Friends described him as dependable and someone who brought laughter to any occasion. A former stock car racer at Westworld Raceway at Winnards Perch, near St Columb, he still followed the sport.
He was also a popular figure in St Austell town centre and on a Friday and Saturday night would often join friends at the Hop and Vine or Wetherspoon pubs. Colin also loved going to Butlin's holiday resort and he and friends had been planning their next visit the night before his death.
More than 2,000 people had visited a page set up in his memory on social networking site Facebook within 24 hours of it being set up and hundreds have left messages of grief and sympathy.
By Saturday afternoon his friends were learning of the tragedy. Colin's long-term friends Malcolm Hildersley and Keith Rundle, also drink at the Carlyon Arms.
Mr Hildersley, 58, said: "I loved him to bits. Everyone is in deep shock and I can't believe a great friend has gone like that. Colin was a lovely man and I am gutted. He loaded the trains and lorries. I remember him telling me how he'd loaded the gravel used for the concrete at the Olympic Stadium."
Mr Rundle, 64, was with Colin hours before his death and described him as not having "an enemy in the world. He would never say a bad word about anyone.
"Colin would never let you down; if he said he would be there he would be there."

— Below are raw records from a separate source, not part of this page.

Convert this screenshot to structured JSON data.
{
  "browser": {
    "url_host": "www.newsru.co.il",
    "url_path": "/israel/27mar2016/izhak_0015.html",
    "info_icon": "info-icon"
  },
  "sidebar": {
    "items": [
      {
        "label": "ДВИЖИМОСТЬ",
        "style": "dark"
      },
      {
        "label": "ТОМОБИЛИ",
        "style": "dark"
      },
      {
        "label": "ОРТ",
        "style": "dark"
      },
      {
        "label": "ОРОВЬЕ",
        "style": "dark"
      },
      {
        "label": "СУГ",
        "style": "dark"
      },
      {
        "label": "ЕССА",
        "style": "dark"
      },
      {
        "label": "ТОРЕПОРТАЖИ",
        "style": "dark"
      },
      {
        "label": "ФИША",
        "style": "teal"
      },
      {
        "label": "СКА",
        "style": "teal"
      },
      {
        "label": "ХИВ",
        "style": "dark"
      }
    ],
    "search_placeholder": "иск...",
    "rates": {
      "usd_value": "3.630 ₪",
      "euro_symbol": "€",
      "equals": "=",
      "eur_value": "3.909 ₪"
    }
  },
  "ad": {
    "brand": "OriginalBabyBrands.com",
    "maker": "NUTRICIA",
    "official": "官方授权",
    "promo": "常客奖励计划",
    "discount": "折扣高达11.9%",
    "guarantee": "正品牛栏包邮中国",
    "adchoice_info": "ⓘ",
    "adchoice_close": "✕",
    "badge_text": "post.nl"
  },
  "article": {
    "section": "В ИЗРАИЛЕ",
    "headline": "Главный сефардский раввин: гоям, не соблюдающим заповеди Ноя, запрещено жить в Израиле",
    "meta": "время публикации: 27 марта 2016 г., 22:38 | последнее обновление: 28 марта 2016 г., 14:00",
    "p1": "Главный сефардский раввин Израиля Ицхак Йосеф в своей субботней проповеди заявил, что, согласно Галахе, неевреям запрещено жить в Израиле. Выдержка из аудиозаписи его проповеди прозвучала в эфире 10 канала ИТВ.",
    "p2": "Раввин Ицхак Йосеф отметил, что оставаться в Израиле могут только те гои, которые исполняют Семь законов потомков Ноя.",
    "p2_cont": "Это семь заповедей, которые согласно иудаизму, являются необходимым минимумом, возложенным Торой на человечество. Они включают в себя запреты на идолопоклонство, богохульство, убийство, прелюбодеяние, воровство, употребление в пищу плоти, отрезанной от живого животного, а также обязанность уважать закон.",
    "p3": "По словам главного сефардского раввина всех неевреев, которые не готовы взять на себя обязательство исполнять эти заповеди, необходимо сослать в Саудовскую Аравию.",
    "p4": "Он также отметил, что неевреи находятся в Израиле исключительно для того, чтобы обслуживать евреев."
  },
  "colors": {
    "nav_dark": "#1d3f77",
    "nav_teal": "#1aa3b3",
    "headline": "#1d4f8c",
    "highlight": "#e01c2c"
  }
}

Floral tributes have been growing daily at the scene of the incident as people who knew him visit to pay their respects and mourn their loss.
John Crocker, 57, another close friend who had been out with him hours before his death, said: "He was a special mate, my drinking partner on a Friday night and a true friend. It will be an emptier place without him.
John's wife Sandra, 45, added: "He was a loveable rogue but always a true gentleman. He touched the hearts of so many people and had such an impact on their lives."
Nigel Crann added: "No-one had a bad word to say about Colin. You could not have met a nicer bloke and that's why it has hit everybody so hard."
A collection for a wreath has already begun in the pub and locals are considering placing a plaque in the pub to remember him, as well as dedicating a trophy to him.